08 July, 2011
What does fact checked mean?
At Healthfully, we strive to deliver objective content that is accurate and up-to-date. Our team periodically reviews articles in order to ensure content quality. The sources cited below consist of evidence from peer-reviewed journals, prominent medical organizations, academic associations, and government data.
The information contained on this site is for informational purposes only, and should not be used as a substitute for the advice of a professional health care provider. Please check with the appropriate physician regarding health questions and concerns. Although we strive to deliver accurate and up-to-date information, no guarantee to that effect is made.
How Much 5-HTP Can I Safely Take in a Day for Depression?
Depression is a disorder that affects your moods, and the way you feel about yourself and your surroundings. It affects the way you interact with other people, leading to feelings of sadness, anger, loss and frustration with life. The exact cause of depression is unknown, but appears to be associated with heredity, environment and abnormal levels of neurotransmitters in the brain, including serotonin, norepinephrine and dopamine. 5-hydroxytryptophan, or 5-HTP, is a dietary supplement sometimes used for symptoms of depression. Ask your doctor about its use and safety.
5-HTP can be made by your body from its precursor, the amino acid tryptophan. You obtain tryptophan through your diet. University of Maryland Medical Center notes foods containing tryptophan include turkey, chicken, collard greens, turnip greens, milk, potatoes, pumpkin, seaweed and sunflower seeds. Following its conversion from tryptophan, 5-HTP is converted into the neurotransmitter serotonin, a brain chemical responsible for mood. Supplements of 5-HTP increase serotonin levels in the brain and improve mood. However, the balance of chemicals in your brain is a very delicate matter, so you should only take 5-HTP under the supervision of your health care provider.
5-HTP Dosage for Depression
The 5-HTP dietary supplement is derived from the seeds of Griffonia simplicifolia, a plant native to parts of Africa. The most beneficial dosage of 5-HTP depends on a number of factors, including overall health and age.
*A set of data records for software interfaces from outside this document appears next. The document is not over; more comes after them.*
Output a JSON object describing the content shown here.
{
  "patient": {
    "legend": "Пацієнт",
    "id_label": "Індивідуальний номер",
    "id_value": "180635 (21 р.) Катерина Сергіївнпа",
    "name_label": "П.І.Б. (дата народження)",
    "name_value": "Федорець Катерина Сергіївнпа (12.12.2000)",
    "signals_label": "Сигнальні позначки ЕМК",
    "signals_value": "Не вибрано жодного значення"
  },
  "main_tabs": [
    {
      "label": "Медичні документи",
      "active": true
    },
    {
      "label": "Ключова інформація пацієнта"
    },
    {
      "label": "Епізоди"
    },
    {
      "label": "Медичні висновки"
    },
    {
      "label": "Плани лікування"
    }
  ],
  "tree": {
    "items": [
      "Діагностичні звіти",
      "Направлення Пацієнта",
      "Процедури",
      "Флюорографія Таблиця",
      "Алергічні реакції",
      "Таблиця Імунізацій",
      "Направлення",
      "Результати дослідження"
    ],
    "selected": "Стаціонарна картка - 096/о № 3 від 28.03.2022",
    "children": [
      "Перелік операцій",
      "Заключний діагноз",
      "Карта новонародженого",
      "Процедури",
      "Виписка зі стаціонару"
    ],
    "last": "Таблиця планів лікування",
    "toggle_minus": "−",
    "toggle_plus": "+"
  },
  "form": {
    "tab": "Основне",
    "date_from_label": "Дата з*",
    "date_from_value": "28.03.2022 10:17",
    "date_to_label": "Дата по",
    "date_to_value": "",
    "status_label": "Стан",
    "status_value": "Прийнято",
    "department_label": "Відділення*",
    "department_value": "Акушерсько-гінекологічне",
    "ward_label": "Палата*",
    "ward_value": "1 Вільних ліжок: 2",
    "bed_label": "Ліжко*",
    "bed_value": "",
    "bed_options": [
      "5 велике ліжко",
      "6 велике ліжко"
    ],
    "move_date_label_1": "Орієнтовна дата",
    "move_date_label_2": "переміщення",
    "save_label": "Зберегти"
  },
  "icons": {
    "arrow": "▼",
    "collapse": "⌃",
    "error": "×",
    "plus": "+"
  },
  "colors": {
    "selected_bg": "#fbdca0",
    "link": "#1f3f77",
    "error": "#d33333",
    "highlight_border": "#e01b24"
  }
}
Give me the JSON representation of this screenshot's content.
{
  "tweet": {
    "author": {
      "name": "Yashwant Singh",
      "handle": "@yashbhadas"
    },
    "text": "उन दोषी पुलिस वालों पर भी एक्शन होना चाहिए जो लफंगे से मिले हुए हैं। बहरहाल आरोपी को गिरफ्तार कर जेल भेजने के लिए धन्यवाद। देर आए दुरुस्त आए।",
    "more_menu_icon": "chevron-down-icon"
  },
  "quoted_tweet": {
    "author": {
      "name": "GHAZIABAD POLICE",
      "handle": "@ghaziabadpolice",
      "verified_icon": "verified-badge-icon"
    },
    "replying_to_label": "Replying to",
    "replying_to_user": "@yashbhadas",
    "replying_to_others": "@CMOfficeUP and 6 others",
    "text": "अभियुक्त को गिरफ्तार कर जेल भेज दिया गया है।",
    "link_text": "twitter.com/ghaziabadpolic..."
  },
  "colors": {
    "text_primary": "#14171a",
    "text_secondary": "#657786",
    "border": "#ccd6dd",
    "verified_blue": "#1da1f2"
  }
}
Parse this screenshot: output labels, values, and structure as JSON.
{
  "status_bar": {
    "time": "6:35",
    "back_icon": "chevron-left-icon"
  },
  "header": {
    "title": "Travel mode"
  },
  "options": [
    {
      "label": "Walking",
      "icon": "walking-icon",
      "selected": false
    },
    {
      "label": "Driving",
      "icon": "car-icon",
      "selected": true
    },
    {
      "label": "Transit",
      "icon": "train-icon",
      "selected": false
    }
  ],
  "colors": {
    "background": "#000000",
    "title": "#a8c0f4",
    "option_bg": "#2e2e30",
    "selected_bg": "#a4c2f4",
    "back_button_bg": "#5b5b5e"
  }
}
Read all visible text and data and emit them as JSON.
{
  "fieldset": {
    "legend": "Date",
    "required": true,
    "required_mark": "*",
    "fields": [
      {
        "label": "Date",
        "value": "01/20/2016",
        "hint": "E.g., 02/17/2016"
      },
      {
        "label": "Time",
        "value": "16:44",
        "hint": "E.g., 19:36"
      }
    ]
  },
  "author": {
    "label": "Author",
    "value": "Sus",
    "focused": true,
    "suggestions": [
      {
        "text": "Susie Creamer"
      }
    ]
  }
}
The University of Maryland Medical Center states that a dose of 50 mg, one to three times daily, with a full glass of water is generally safe. However, high doses of 5-HTP can be toxic, so you should always follow your doctor's recommendations for taking this supplement.
As with all medications and supplements, Drugs.com states there is also the possibility of developing an allergy to 5-HTP. Allergy symptoms include itching, flushed skin, rash, facial swelling and wheezing. Call your doctor immediately if you develop allergy symptoms. Other side effects include upset stomach, heartburn, cramps, gas, nausea, vomiting, diarrhea, sleepiness and decreased appetite.
Originally, tryptophan supplements were available for use in treating depression. However, an outbreak of an extremely serious side effect called eosinophilia-myalgia syndrome, or EMS, occurred. This rare disorder affects numerous body systems including the organs, muscles, blood and skin. EMS can be fatal, and the U.C. Berkeley Wellness Letter states in 1989 all tryptophan supplements were pulled from the market following the outbreak. Although EMS was traced to a contaminant, it's also possible for 5-HTP to cause EMS. You shouldn't take 5-HTP if you are pregnant, nursing, have liver disease or are taking antidepressant medications. You shouldn't use 5-HTP with certain medications, including some for blood pressure, Parkinson's disease, migraines and pain. MedlinePlus states other dietary supplements to avoid while taking 5-HTP include St. John's wort, Hawaiian baby woodrose and SAMe.
- University of Maryland Medical Center: Depression; Steven D. Ehrlich, N.M.D.; September 2008
- University of Maryland Medical Center: 5-hydroxytryptophan; Steven D. Ehrlich, N.M.D.; March 2009
- Drugs.com: 5-hydroxytryptophan; 2010
- MedlinePlus: 5-HTP; November 2010
- U.C. Berkeley Wellness Letter: 5-HTP and Tryptophan; January 2005
- depressed naked girl image by Cherry-Merry from Fotolia.com